The theme of transformation is very much well-loved for creatives, and I was really excited to explore what that meant for one of League’s skins. Here, the idea was to freely move between three forms (light, fire, water), using familiar thematic elements. We recorded strings and choir separately at Warner Brothers’ Eastwood Scoring Stage (one of my favorite places on Earth!). In hindsight, this is a piece where I really got to stretch the more emotional part of my writing and went full-on in that direction.
The choir section is made up of twelve singers, six altos and six sopranos. It’s hard to believe how big of a sound came out of these amazing few singers.
Equally fun to work with is the synth tapestry behind all the orchestral stuff. Remove strings, brass and choir, and there are a lot of 80s music flavors in there. Hopefully one day I get to show some of that stuff!
-Ed the Conqueror
Legendary Versus: Yasuo VS Riven
After speaking with the team and seeing some early splash art, I was inspired to have this Legendary VS piece fulfill two ultimate goals: 1) Represent that “quiet before the storm” moment as these two dangerous fighters stare each other down, and 2) have them share a simple motif that evolves over the course of the piece, but is played on two different instruments representing each champion.
Yasuo, calling back to his login, is represented by the Shakuhachi. Through some exploration with the music team, we found that automating distorted reverb on the tail of his phrases sounded dark and twisted, which was fitting for Nightbringer Yasuo. As for Dawnbringer Riven, she’s represented by the warmth and strength of an acoustic cello that starts playing relatively reserved, but becomes increasingly less restrained and more passionate over time.
That little motif you hear at the beginning of the piece (G, A, *leap down* D) is played by both Riven’s and Yasuo’s instruments at the beginning of the piece; however, the notes following that statement (and the way its harmonized in each section) are quite different from one another. As the piece evolves though, they eventually trade phrases until the very end where their lines merge together.
This music relies heavily upon the fantastic performances of each soloist; so I want to give a quick shoutout and hearty thank you to Rachel (Shakuhachi) & Jeness (Cello)!
Pentakill II: Mortal Reminder
This song was already very far along when I came in to add the orchestral arrangements. The challenge with adding orchestra to metal, as I quickly discovered, is finding a balance between having the orchestra do too much, which can overtake the guitars and rob them of their power, and doing too little and sounding feeble. This is a challenge both for mixing and for orchestration. Some of my early versions erred in the “too much orchestra” direction, essentially having the orchestra play throughout the whole song and occasionally getting fancy with added harmonies. It was interesting, but it didn’t sound nearly as raw as the orchestra-free version did. By reserving the orchestra for bigger moments and outbursts, I think we’ve used it more effectively than simply using it because it’s there.

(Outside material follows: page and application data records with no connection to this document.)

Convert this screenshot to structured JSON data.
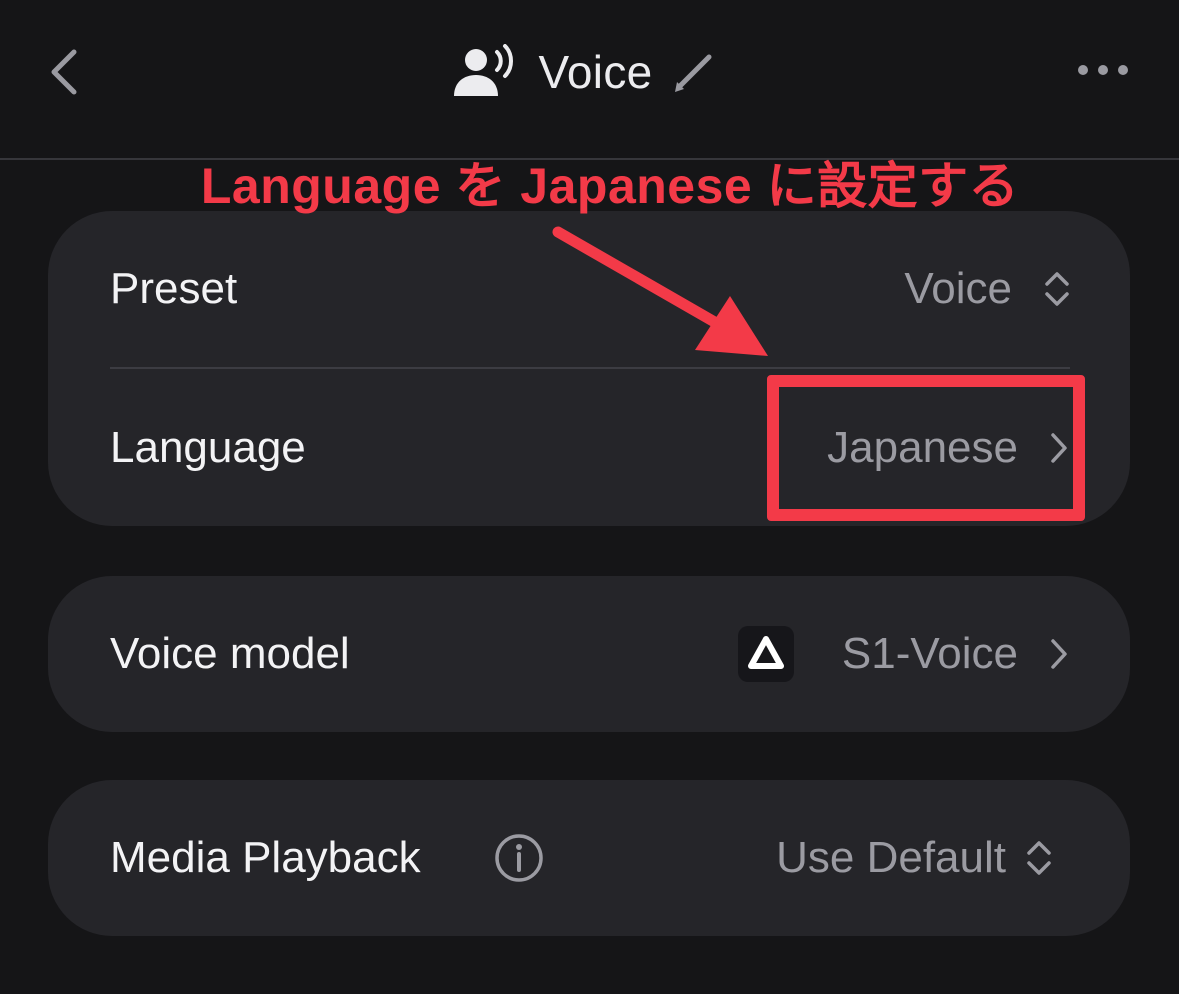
{
  "header": {
    "title": "Voice",
    "back_icon": "chevron-left-icon",
    "title_icon": "speaking-person-icon",
    "edit_icon": "pencil-icon",
    "more_icon": "ellipsis-icon"
  },
  "annotation": {
    "text": "Language を Japanese に設定する",
    "color": "#f33a48"
  },
  "settings": {
    "preset": {
      "label": "Preset",
      "value": "Voice"
    },
    "language": {
      "label": "Language",
      "value": "Japanese"
    },
    "voice_model": {
      "label": "Voice model",
      "value": "S1-Voice",
      "logo_icon": "triangle-logo-icon"
    },
    "media_playback": {
      "label": "Media Playback",
      "value": "Use Default",
      "info_icon": "info-icon"
    }
  },
  "colors": {
    "background": "#151517",
    "card": "#252529",
    "label": "#f3f3f5",
    "value": "#9b9ba2",
    "accent": "#f33a48"
  }
}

Though the score contains strings, brass, and choir, we only had time to record strings live on this one. It was piggybacking on the Blade of the Ruined King recording sessions, and that behemoth of a piece used up all of the time available for the brass and choir.